[EXERCISE DETAILS] Report each line of the entries below that has the word "JSON" in it.

-*-*-

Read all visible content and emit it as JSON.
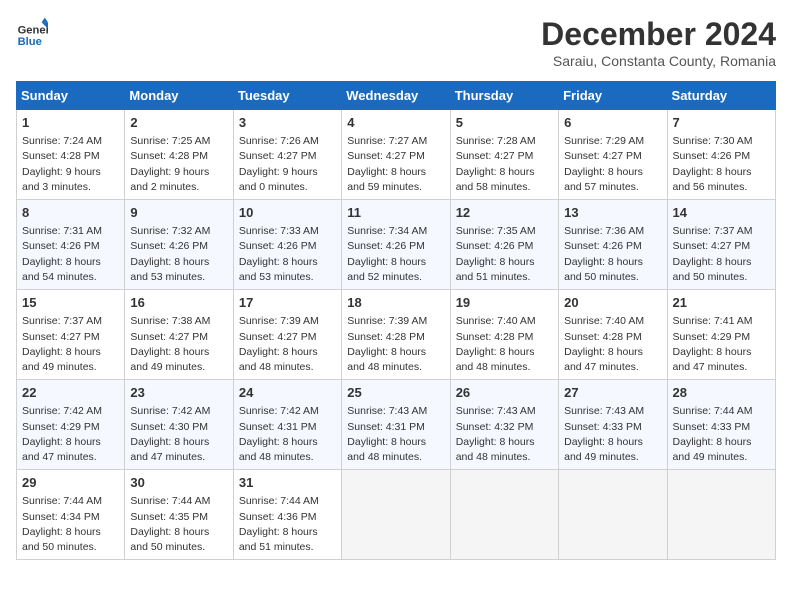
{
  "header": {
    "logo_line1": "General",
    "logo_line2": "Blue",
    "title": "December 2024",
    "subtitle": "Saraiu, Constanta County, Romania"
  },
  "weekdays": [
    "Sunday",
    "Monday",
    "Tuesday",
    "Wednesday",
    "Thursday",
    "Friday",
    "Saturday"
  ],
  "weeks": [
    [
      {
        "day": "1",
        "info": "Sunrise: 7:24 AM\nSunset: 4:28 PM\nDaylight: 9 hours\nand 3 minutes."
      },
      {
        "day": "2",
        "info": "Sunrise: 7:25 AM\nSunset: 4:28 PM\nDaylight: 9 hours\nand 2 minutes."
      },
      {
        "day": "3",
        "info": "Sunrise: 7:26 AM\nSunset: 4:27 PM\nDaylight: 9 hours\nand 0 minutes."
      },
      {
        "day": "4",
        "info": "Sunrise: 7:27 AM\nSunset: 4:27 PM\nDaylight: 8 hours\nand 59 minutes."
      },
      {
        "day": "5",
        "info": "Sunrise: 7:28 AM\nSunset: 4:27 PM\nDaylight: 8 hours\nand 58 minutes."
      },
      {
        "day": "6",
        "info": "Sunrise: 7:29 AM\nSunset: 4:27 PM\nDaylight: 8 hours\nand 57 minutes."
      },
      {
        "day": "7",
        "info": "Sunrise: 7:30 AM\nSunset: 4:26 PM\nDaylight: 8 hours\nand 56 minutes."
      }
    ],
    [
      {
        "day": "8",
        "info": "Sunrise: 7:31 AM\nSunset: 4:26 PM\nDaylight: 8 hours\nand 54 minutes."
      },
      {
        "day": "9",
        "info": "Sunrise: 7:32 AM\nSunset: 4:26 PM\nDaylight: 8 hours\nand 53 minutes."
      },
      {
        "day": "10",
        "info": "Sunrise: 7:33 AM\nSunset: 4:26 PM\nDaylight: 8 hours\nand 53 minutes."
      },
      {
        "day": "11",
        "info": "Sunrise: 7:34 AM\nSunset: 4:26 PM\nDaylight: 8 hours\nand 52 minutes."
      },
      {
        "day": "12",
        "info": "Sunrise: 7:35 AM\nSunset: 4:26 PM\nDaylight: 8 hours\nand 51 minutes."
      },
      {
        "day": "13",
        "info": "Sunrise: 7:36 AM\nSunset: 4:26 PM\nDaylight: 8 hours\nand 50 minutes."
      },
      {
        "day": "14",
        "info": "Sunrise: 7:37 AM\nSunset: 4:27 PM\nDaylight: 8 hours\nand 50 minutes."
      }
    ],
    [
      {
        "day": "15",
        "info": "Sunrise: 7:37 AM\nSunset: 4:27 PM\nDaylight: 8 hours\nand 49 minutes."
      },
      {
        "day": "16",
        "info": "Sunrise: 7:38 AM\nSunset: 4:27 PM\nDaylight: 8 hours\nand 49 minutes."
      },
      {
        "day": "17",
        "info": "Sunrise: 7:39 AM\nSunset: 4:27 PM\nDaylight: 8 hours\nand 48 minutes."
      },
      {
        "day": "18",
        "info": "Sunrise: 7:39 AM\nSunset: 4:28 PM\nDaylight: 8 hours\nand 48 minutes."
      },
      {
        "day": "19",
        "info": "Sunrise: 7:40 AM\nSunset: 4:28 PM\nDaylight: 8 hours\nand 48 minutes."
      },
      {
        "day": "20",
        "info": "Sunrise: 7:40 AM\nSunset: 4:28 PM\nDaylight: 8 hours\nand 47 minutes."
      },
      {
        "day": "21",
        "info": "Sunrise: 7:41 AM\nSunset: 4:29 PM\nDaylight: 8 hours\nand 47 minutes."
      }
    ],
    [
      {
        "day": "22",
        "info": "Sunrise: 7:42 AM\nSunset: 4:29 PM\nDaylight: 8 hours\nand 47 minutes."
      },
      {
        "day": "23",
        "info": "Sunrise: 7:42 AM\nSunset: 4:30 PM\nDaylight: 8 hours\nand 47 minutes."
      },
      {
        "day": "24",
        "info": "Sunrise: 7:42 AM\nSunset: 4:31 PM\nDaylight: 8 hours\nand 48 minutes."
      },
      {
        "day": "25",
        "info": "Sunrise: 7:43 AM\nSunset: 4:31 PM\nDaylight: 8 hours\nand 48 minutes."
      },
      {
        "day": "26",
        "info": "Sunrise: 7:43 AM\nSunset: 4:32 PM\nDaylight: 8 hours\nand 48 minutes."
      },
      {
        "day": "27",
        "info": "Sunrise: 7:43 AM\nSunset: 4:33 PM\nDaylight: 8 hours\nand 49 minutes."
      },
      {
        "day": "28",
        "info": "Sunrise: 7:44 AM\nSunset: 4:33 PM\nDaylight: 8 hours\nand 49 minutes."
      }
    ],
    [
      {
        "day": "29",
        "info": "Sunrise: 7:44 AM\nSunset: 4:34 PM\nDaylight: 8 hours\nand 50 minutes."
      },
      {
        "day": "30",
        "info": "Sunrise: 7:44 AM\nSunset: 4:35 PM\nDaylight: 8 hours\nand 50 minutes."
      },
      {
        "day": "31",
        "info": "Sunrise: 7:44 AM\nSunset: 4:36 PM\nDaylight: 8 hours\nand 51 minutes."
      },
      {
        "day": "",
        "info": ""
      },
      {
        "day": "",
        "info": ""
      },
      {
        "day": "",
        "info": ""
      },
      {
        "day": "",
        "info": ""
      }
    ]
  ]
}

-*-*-

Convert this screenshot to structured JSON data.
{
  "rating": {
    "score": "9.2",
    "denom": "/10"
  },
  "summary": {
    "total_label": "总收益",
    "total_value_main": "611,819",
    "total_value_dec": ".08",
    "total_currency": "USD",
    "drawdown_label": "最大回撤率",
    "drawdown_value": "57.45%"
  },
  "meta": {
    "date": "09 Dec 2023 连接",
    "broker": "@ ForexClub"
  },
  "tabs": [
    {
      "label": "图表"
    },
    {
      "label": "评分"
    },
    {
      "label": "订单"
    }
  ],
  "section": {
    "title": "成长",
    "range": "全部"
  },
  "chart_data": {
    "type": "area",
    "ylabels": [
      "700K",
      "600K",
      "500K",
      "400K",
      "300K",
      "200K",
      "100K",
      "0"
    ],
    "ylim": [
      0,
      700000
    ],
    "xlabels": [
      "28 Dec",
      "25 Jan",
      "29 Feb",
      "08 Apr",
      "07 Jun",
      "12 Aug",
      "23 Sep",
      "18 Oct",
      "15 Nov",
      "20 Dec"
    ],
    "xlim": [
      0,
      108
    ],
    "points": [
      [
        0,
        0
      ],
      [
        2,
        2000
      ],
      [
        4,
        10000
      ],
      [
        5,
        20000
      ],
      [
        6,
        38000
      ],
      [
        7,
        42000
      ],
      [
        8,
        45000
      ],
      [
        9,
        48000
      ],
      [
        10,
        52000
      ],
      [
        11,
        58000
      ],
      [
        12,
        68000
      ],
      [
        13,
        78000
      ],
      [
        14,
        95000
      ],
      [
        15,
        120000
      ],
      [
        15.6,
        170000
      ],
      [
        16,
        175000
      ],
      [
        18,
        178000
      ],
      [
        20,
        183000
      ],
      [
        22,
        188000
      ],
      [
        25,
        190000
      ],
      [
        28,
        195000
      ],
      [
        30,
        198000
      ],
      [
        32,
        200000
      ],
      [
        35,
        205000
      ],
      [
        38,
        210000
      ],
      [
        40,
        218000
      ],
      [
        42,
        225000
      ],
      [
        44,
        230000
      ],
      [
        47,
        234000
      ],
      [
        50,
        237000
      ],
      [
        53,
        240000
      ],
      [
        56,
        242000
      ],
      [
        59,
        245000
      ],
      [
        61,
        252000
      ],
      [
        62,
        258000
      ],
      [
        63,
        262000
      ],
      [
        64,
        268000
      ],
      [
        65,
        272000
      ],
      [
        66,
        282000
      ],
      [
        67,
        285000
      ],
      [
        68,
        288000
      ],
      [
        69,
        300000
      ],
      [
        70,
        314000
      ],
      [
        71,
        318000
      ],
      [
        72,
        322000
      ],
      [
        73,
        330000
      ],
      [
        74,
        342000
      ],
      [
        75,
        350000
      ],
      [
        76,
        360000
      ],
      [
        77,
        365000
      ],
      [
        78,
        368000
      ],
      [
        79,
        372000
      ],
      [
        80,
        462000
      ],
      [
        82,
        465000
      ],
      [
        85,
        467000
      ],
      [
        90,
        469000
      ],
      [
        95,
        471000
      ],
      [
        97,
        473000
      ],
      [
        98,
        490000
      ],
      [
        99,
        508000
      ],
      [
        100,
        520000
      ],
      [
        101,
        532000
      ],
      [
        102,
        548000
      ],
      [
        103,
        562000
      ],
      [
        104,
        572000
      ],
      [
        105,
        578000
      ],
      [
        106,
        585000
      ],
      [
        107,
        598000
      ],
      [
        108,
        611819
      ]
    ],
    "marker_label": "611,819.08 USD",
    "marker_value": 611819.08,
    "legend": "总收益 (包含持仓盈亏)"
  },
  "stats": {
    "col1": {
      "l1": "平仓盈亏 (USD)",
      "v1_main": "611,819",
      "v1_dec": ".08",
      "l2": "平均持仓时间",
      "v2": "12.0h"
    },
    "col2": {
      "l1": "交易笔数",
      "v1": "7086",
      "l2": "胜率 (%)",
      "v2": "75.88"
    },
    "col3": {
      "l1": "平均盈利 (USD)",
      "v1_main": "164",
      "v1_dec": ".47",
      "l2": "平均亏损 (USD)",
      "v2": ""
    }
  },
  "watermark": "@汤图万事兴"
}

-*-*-

[ANSWER AREA]
Read all visible content and emit it as JSON.
Convert this screenshot to structured JSON data.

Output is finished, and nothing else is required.